2. Orion Span
Planning to simply launch tourists into space? Pffft. That is so 2017.
Orion Span is thinking bigger than that. The California-based startup aerospace company is already one giant leap ahead of the competition when it comes to exactly what to do with Earthlings once they’re in orbit.
“We are launching the first-ever affordable luxury space hotel,” Orion Span founder and CEO Frank Bunger said in April 2018 at the Aurora Space Station concept unveiling during the Space 2.0 Summit in San Jose, California, USA.
The private commercial space station will, in theory, orbit 200 miles above the Earth’s surface. And oh boy, is your itinerary already set. Going aboard Aurora Station gets you a 12-day adventure to experience the thrill of zero gravity, watch the aurora borealis, grow food in space, or dive into the holodeck. Orion calls the touristy mission “the world’s only authentic astronaut experience.”
“Every 90 minutes we complete an orbit, meaning you’ll see day and night over Earth hundreds of times during your 12-day stay,” Orion states, “with ample opportunity to photograph your hometown from space.
Pricing starts at $9.5 million per person, which includes an $80,000 deposit. The cost is all-inclusive and includes the price of launch to get to Aurora Station. In-person training at the company’s facility in Houston starts three months prior to launch.
Aurora Station says it will launch in late 2021 and host its first guests in 2022. The waitlist is now open.
How close is this to reality? Ask travel agents. Orion announced in September 2018 that travel professionals booking clients for a future stay will be eligible to receive a flat-rate $50,000 commission.
“The first six months of reservations are already sold out, and much of the interest we’ve seen since our launch has been from travel professionals with interested clients,” Bunger said.
1. Virgin Galactic
In the race to commercial space tourism, the safest bet to get there first might be Virgin Galactic.
In addition to its rapid scientific innovations, the company — Virgin Galactic is the world’s first commercial spaceline – is already pioneering not just how to get in orbit, but how quickly flights can turn around, and even precisely from where to launch tourists first.

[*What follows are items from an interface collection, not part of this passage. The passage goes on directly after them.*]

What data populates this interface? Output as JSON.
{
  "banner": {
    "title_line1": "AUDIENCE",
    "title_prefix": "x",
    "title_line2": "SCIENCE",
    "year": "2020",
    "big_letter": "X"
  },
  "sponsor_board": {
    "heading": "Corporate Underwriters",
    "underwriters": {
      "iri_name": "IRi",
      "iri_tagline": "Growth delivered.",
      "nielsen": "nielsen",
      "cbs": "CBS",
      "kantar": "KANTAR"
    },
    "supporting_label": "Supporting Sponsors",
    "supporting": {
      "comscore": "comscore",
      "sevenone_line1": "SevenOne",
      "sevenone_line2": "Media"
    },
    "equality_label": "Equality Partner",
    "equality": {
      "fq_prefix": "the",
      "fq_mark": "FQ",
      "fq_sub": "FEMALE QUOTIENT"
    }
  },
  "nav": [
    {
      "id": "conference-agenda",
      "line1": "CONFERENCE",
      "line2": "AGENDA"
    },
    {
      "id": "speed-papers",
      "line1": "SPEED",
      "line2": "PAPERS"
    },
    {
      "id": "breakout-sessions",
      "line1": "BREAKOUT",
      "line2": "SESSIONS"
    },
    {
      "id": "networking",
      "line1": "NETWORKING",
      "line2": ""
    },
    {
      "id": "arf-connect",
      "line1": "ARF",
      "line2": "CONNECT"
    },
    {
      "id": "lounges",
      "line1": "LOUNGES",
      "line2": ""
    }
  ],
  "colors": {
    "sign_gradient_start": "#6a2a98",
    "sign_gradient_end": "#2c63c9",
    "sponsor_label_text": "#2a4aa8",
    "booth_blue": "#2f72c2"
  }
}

SpaceShipTwo VSS Unity (a “space plane”; get used to that term) will fly humans three times faster than the speed of sound on a regular basis, according to the Virgin Galactic official website, on its quest to establish a “global culture” of space flight.
“By the end of this century, I hope that hundreds of thousands of people will have the chance at becoming astronauts,” Virgin founder and all-around mojo master Sir Richard Branson said.
In May of 2018, The Spaceship Company successfully welcomed back to Earth its second supersonic, rocket-powered test flight. The second flight came less than two months after its first rocket-powered flight. That’s critical, because, once in commercial service, Virgin Galactic’s flights are designed to be turned around at a high frequency to meet consumer demand that will, for sure, be out of this world.
The sequel flight saw the rocket’s motor burn for the planned 31 seconds and propel Unity to a speed of Mach 1.9 and an altitude of 114,500 feet.
Things are moving fast on the ground as well.
Less than two months later (although, in reality, after two years of business discussions, government regulatory analysis, studies on potential operations and market assessment) the company signed a preliminary agreement to bring Virgin Galactic spaceflights to Italy, with the eventual goal to build an Italian spaceport to service future suborbital flights.
Virgin already has the world’s first purpose-built commercial spaceport (in New Mexico, USA).
There’s a reason things are moving this fast. Virgin reports that the number of customers who have paid to reserve places to fly on SpaceShipTwo is already higher than the total number of humans who have ever been to space throughout history.